Read the data, and whenever a line holds the word "title", report that line.
### Source material ###
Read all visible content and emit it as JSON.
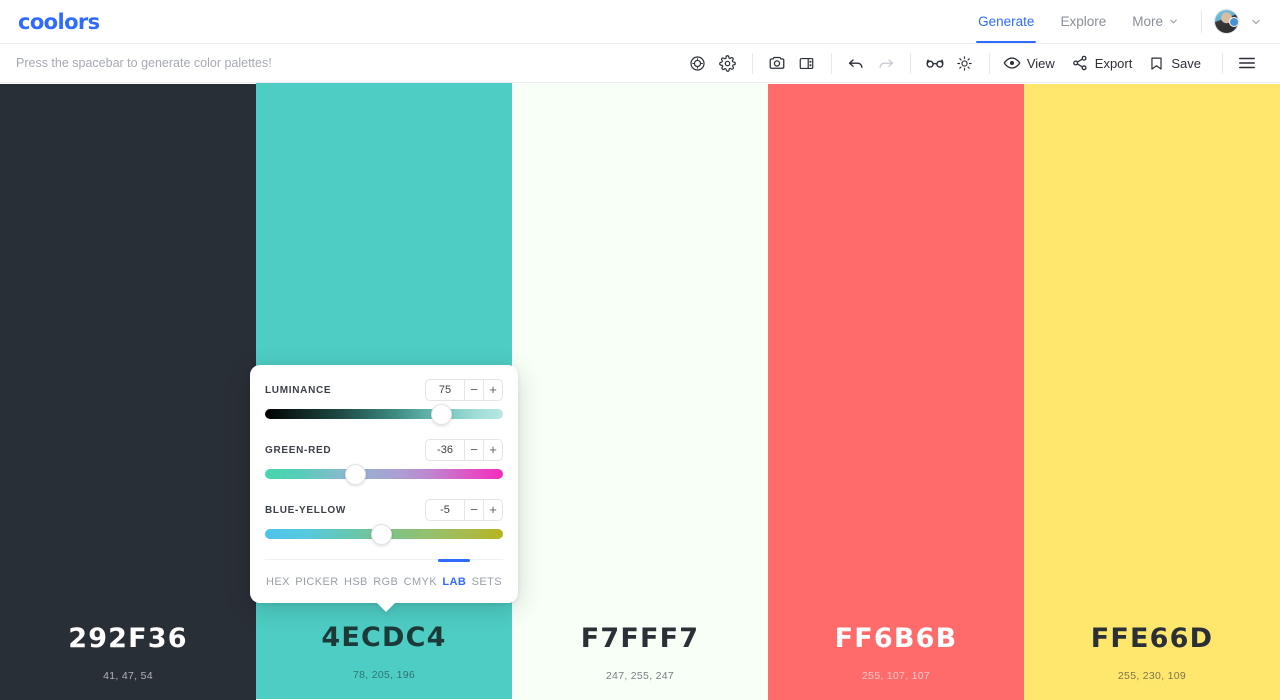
{
  "app": {
    "brand": "coolors"
  },
  "topnav": {
    "links": [
      {
        "label": "Generate",
        "active": true
      },
      {
        "label": "Explore",
        "active": false
      },
      {
        "label": "More",
        "active": false,
        "caret": true
      }
    ],
    "avatar_name": "user-avatar",
    "accent_color": "#2f6bff"
  },
  "toolbar": {
    "hint": "Press the spacebar to generate color palettes!",
    "icons": [
      {
        "name": "contrast-checker-icon",
        "title": "Contrast checker"
      },
      {
        "name": "gear-icon",
        "title": "Settings"
      },
      {
        "name": "camera-icon",
        "title": "Photo"
      },
      {
        "name": "layout-icon",
        "title": "Image picker"
      },
      {
        "name": "undo-icon",
        "title": "Undo",
        "disabled": false
      },
      {
        "name": "redo-icon",
        "title": "Redo",
        "disabled": true
      },
      {
        "name": "glasses-icon",
        "title": "Color blindness"
      },
      {
        "name": "brightness-icon",
        "title": "Adjust"
      }
    ],
    "actions": [
      {
        "label": "View",
        "icon": "eye-icon"
      },
      {
        "label": "Export",
        "icon": "share-icon"
      },
      {
        "label": "Save",
        "icon": "bookmark-icon"
      }
    ],
    "menu_icon": "hamburger-menu-icon"
  },
  "palette": {
    "swatches": [
      {
        "hex": "292F36",
        "rgb": "41, 47, 54",
        "bg": "#292F36",
        "text": "#ffffff",
        "selected": false
      },
      {
        "hex": "4ECDC4",
        "rgb": "78, 205, 196",
        "bg": "#4ECDC4",
        "text": "#1c3b38",
        "selected": true
      },
      {
        "hex": "F7FFF7",
        "rgb": "247, 255, 247",
        "bg": "#F7FFF7",
        "text": "#2b2f36",
        "selected": false
      },
      {
        "hex": "FF6B6B",
        "rgb": "255, 107, 107",
        "bg": "#FF6B6B",
        "text": "#ffffff",
        "selected": false
      },
      {
        "hex": "FFE66D",
        "rgb": "255, 230, 109",
        "bg": "#FFE66D",
        "text": "#2b2f36",
        "selected": false
      }
    ]
  },
  "popup": {
    "controls": [
      {
        "label": "LUMINANCE",
        "value": "75",
        "minus": "−",
        "plus": "+",
        "thumb_pct": 74,
        "gradient": "linear-gradient(90deg, #000000 0%, #0d1f1d 12%, #1f4a45 32%, #3e8b82 55%, #6fc3ba 74%, #9fdcd6 88%, #b8e7e2 100%)"
      },
      {
        "label": "GREEN-RED",
        "value": "-36",
        "minus": "−",
        "plus": "+",
        "thumb_pct": 38,
        "gradient": "linear-gradient(90deg, #46d6ad 0%, #55cdb8 14%, #7bbfc9 28%, #9aaed1 42%, #ab9fd2 56%, #c084cf 70%, #de54c6 86%, #f52bbd 100%)"
      },
      {
        "label": "BLUE-YELLOW",
        "value": "-5",
        "minus": "−",
        "plus": "+",
        "thumb_pct": 49,
        "gradient": "linear-gradient(90deg, #4ec3ec 0%, #55c9df 16%, #63c7b5 34%, #7ec388 52%, #95bf6c 70%, #a9ba4a 86%, #b5b41c 100%)"
      }
    ],
    "tabs": [
      {
        "label": "HEX",
        "active": false
      },
      {
        "label": "PICKER",
        "active": false
      },
      {
        "label": "HSB",
        "active": false
      },
      {
        "label": "RGB",
        "active": false
      },
      {
        "label": "CMYK",
        "active": false
      },
      {
        "label": "LAB",
        "active": true
      },
      {
        "label": "SETS",
        "active": false
      }
    ]
  }
}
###
Answer for the task
        "title": "Contrast checker"
        "title": "Settings"
        "title": "Photo"
        "title": "Image picker"
        "title": "Undo",
        "title": "Redo",
        "title": "Color blindness"
        "title": "Adjust"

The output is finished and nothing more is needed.